- [WHAT YOU ARE ASKED TO DO]
Select from the data all lines with the word "icon".

- [INFORMATION GIVEN]
*-*-*
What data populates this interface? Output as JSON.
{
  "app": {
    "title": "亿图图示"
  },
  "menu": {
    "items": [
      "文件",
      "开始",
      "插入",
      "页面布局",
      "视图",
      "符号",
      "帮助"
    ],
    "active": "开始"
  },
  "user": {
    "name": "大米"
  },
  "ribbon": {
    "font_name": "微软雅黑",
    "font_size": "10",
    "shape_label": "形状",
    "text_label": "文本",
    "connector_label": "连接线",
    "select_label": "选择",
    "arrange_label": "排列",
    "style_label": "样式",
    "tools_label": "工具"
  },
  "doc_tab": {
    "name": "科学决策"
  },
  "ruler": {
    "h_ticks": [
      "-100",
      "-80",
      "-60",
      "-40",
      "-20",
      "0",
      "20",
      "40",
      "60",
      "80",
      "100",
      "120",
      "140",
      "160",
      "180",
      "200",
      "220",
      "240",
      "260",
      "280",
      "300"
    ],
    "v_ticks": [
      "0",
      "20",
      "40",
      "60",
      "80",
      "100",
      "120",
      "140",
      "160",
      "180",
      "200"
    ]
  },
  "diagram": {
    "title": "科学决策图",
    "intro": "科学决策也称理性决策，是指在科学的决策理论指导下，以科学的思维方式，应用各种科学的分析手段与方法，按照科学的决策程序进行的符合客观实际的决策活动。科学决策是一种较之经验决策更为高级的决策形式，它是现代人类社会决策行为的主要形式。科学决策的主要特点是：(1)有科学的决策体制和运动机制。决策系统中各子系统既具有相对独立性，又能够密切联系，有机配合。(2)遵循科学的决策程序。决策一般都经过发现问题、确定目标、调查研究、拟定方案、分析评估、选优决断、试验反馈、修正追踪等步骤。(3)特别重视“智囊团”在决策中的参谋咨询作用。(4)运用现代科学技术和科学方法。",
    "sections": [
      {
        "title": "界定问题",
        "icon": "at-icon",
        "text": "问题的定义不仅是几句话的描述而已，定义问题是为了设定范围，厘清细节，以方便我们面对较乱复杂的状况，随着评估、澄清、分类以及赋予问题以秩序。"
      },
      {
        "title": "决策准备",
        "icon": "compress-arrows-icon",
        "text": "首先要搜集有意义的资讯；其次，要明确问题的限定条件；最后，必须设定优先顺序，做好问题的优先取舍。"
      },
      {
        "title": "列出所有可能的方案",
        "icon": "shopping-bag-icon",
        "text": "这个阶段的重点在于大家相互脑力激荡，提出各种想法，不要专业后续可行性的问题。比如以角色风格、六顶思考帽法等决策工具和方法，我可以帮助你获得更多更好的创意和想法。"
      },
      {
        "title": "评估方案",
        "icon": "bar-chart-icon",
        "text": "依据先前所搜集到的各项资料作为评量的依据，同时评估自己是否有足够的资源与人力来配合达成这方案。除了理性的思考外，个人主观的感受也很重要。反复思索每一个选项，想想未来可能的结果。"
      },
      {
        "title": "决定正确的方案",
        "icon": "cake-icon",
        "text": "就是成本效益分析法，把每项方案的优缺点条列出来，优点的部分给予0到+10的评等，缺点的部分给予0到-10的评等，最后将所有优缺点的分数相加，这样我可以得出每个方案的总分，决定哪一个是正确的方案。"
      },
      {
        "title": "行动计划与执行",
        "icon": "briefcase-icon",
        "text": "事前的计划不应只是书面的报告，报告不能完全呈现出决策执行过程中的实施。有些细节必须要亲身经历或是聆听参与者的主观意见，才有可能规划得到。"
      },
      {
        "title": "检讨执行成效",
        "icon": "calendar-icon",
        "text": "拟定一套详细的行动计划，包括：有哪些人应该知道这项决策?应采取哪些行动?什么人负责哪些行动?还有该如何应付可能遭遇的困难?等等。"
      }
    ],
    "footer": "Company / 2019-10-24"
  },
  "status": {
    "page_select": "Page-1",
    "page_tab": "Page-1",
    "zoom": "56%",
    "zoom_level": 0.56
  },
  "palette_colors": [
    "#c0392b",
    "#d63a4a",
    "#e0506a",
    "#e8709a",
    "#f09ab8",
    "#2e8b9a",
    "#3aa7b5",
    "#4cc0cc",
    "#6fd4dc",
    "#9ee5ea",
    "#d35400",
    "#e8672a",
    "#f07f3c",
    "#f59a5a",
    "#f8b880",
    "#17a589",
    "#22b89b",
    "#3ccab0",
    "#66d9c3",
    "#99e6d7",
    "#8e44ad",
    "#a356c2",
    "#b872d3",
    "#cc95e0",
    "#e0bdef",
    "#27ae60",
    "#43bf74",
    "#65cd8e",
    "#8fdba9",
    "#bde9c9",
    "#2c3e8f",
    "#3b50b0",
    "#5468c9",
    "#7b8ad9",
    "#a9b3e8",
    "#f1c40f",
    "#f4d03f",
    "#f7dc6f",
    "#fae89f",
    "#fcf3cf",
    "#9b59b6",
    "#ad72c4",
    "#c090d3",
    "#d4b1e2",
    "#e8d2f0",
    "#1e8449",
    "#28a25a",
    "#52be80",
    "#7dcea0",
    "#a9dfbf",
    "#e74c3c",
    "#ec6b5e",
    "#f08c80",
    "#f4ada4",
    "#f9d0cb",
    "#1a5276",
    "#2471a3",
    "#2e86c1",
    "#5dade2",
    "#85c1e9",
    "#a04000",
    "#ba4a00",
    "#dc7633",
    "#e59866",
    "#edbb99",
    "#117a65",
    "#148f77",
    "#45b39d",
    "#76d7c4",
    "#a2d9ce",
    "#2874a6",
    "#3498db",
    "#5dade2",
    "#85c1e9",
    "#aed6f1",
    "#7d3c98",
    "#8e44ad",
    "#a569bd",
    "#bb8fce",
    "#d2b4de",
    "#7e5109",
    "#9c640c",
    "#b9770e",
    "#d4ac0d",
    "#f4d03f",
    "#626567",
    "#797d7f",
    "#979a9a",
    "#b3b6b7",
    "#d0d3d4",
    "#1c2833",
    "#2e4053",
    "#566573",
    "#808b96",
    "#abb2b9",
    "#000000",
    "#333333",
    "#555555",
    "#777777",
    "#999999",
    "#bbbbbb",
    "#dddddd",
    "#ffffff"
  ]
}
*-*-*
- [REPLY TO THE EXERCISE]
        "icon": "at-icon",
        "icon": "compress-arrows-icon",
        "icon": "shopping-bag-icon",
        "icon": "bar-chart-icon",
        "icon": "cake-icon",
        "icon": "briefcase-icon",
        "icon": "calendar-icon",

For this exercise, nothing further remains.